## INPUT FOR THIS TASK
------

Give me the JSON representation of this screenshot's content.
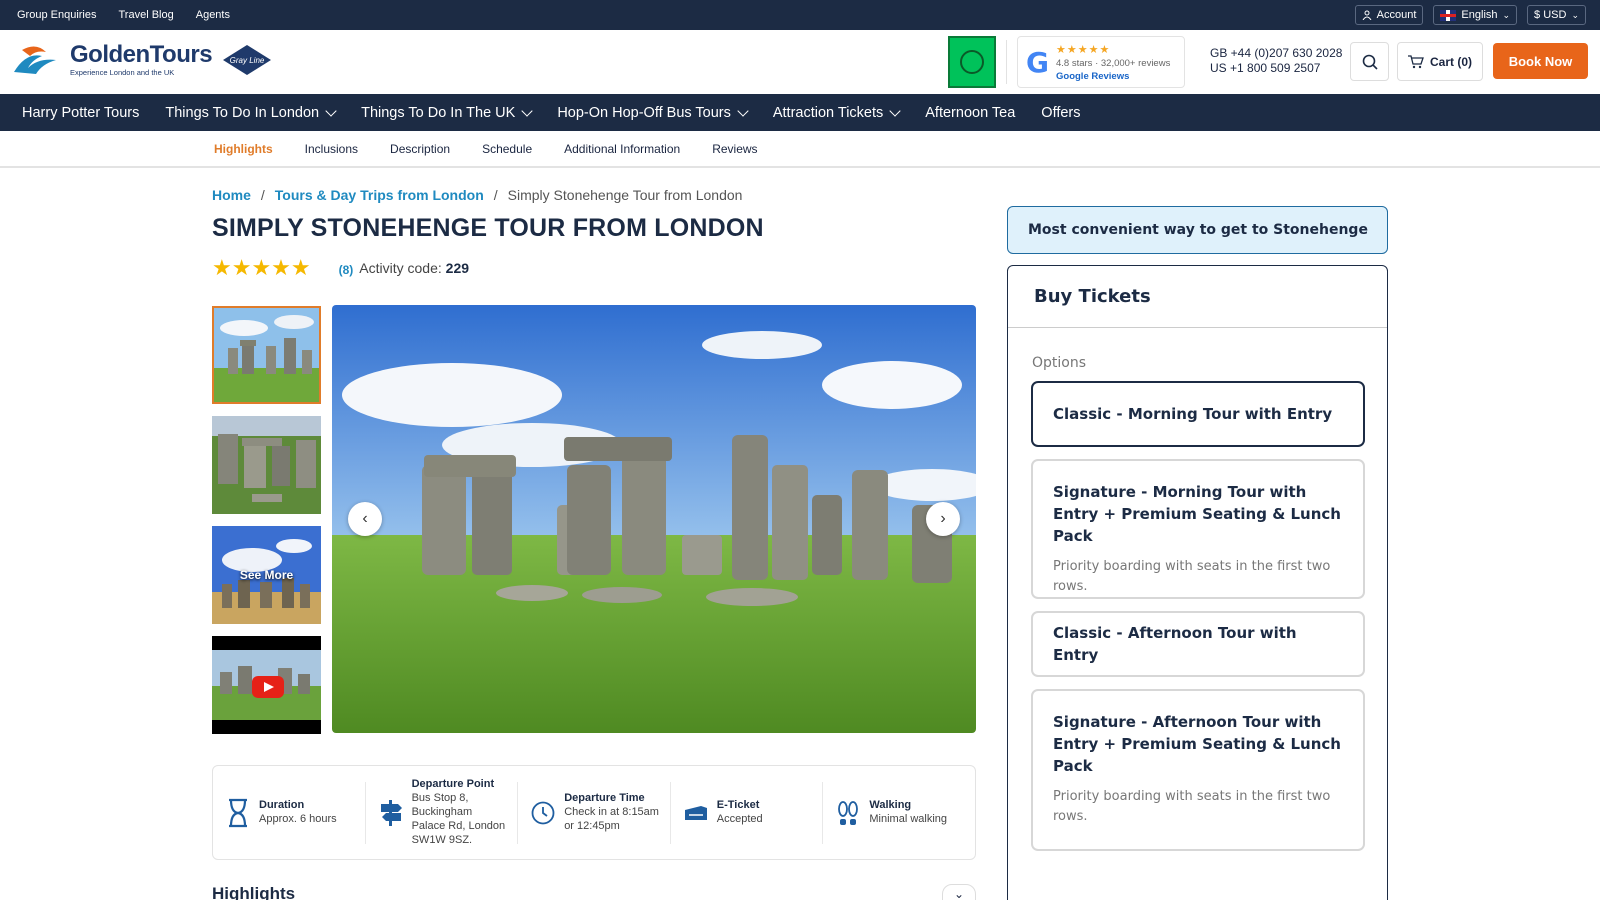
{
  "topbar": {
    "links": [
      "Group Enquiries",
      "Travel Blog",
      "Agents"
    ],
    "account": "Account",
    "language": "English",
    "currency": "$ USD"
  },
  "header": {
    "logo_name": "GoldenTours",
    "logo_tagline": "Experience London and the UK",
    "partner_logo": "Gray Line",
    "google": {
      "stars": "★★★★★",
      "rating_text": "4.8 stars · 32,000+ reviews",
      "link": "Google Reviews"
    },
    "phone_gb": "GB +44 (0)207 630 2028",
    "phone_us": "US +1 800 509 2507",
    "cart": "Cart (0)",
    "book_now": "Book Now"
  },
  "nav": [
    {
      "label": "Harry Potter Tours",
      "dropdown": false
    },
    {
      "label": "Things To Do In London",
      "dropdown": true
    },
    {
      "label": "Things To Do In The UK",
      "dropdown": true
    },
    {
      "label": "Hop-On Hop-Off Bus Tours",
      "dropdown": true
    },
    {
      "label": "Attraction Tickets",
      "dropdown": true
    },
    {
      "label": "Afternoon Tea",
      "dropdown": false
    },
    {
      "label": "Offers",
      "dropdown": false
    }
  ],
  "subtabs": [
    "Highlights",
    "Inclusions",
    "Description",
    "Schedule",
    "Additional Information",
    "Reviews"
  ],
  "breadcrumb": {
    "home": "Home",
    "category": "Tours & Day Trips from London",
    "current": "Simply Stonehenge Tour from London"
  },
  "product": {
    "title": "SIMPLY STONEHENGE TOUR FROM LONDON",
    "stars": "★★★★★",
    "review_count": "(8)",
    "activity_label": "Activity code:",
    "activity_code": "229",
    "see_more": "See More"
  },
  "info": [
    {
      "icon": "hourglass-icon",
      "title": "Duration",
      "value": "Approx. 6 hours"
    },
    {
      "icon": "signpost-icon",
      "title": "Departure Point",
      "value": "Bus Stop 8, Buckingham Palace Rd, London SW1W 9SZ."
    },
    {
      "icon": "clock-icon",
      "title": "Departure Time",
      "value": "Check in at 8:15am or 12:45pm"
    },
    {
      "icon": "ticket-icon",
      "title": "E-Ticket",
      "value": "Accepted"
    },
    {
      "icon": "footprints-icon",
      "title": "Walking",
      "value": "Minimal walking"
    }
  ],
  "highlights_title": "Highlights",
  "sidebar": {
    "convenient": "Most convenient way to get to Stonehenge",
    "buy_title": "Buy Tickets",
    "options_label": "Options",
    "options": [
      {
        "name": "Classic - Morning Tour with Entry",
        "desc": ""
      },
      {
        "name": "Signature - Morning Tour with Entry + Premium Seating & Lunch Pack",
        "desc": "Priority boarding with seats in the first two rows."
      },
      {
        "name": "Classic - Afternoon Tour with Entry",
        "desc": ""
      },
      {
        "name": "Signature - Afternoon Tour with Entry + Premium Seating & Lunch Pack",
        "desc": "Priority boarding with seats in the first two rows."
      }
    ]
  }
}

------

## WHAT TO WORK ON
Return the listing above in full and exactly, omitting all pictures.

## SOLUTION TO THE PROBLEM
Give me the JSON representation of this screenshot's content.
{
  "topbar": {
    "links": [
      "Group Enquiries",
      "Travel Blog",
      "Agents"
    ],
    "account": "Account",
    "language": "English",
    "currency": "$ USD"
  },
  "header": {
    "logo_name": "GoldenTours",
    "logo_tagline": "Experience London and the UK",
    "partner_logo": "Gray Line",
    "google": {
      "stars": "★★★★★",
      "rating_text": "4.8 stars · 32,000+ reviews",
      "link": "Google Reviews"
    },
    "phone_gb": "GB +44 (0)207 630 2028",
    "phone_us": "US +1 800 509 2507",
    "cart": "Cart (0)",
    "book_now": "Book Now"
  },
  "nav": [
    {
      "label": "Harry Potter Tours",
      "dropdown": false
    },
    {
      "label": "Things To Do In London",
      "dropdown": true
    },
    {
      "label": "Things To Do In The UK",
      "dropdown": true
    },
    {
      "label": "Hop-On Hop-Off Bus Tours",
      "dropdown": true
    },
    {
      "label": "Attraction Tickets",
      "dropdown": true
    },
    {
      "label": "Afternoon Tea",
      "dropdown": false
    },
    {
      "label": "Offers",
      "dropdown": false
    }
  ],
  "subtabs": [
    "Highlights",
    "Inclusions",
    "Description",
    "Schedule",
    "Additional Information",
    "Reviews"
  ],
  "breadcrumb": {
    "home": "Home",
    "category": "Tours & Day Trips from London",
    "current": "Simply Stonehenge Tour from London"
  },
  "product": {
    "title": "SIMPLY STONEHENGE TOUR FROM LONDON",
    "stars": "★★★★★",
    "review_count": "(8)",
    "activity_label": "Activity code:",
    "activity_code": "229",
    "see_more": "See More"
  },
  "info": [
    {
      "icon": "hourglass-icon",
      "title": "Duration",
      "value": "Approx. 6 hours"
    },
    {
      "icon": "signpost-icon",
      "title": "Departure Point",
      "value": "Bus Stop 8, Buckingham Palace Rd, London SW1W 9SZ."
    },
    {
      "icon": "clock-icon",
      "title": "Departure Time",
      "value": "Check in at 8:15am or 12:45pm"
    },
    {
      "icon": "ticket-icon",
      "title": "E-Ticket",
      "value": "Accepted"
    },
    {
      "icon": "footprints-icon",
      "title": "Walking",
      "value": "Minimal walking"
    }
  ],
  "highlights_title": "Highlights",
  "sidebar": {
    "convenient": "Most convenient way to get to Stonehenge",
    "buy_title": "Buy Tickets",
    "options_label": "Options",
    "options": [
      {
        "name": "Classic - Morning Tour with Entry",
        "desc": ""
      },
      {
        "name": "Signature - Morning Tour with Entry + Premium Seating & Lunch Pack",
        "desc": "Priority boarding with seats in the first two rows."
      },
      {
        "name": "Classic - Afternoon Tour with Entry",
        "desc": ""
      },
      {
        "name": "Signature - Afternoon Tour with Entry + Premium Seating & Lunch Pack",
        "desc": "Priority boarding with seats in the first two rows."
      }
    ]
  }
}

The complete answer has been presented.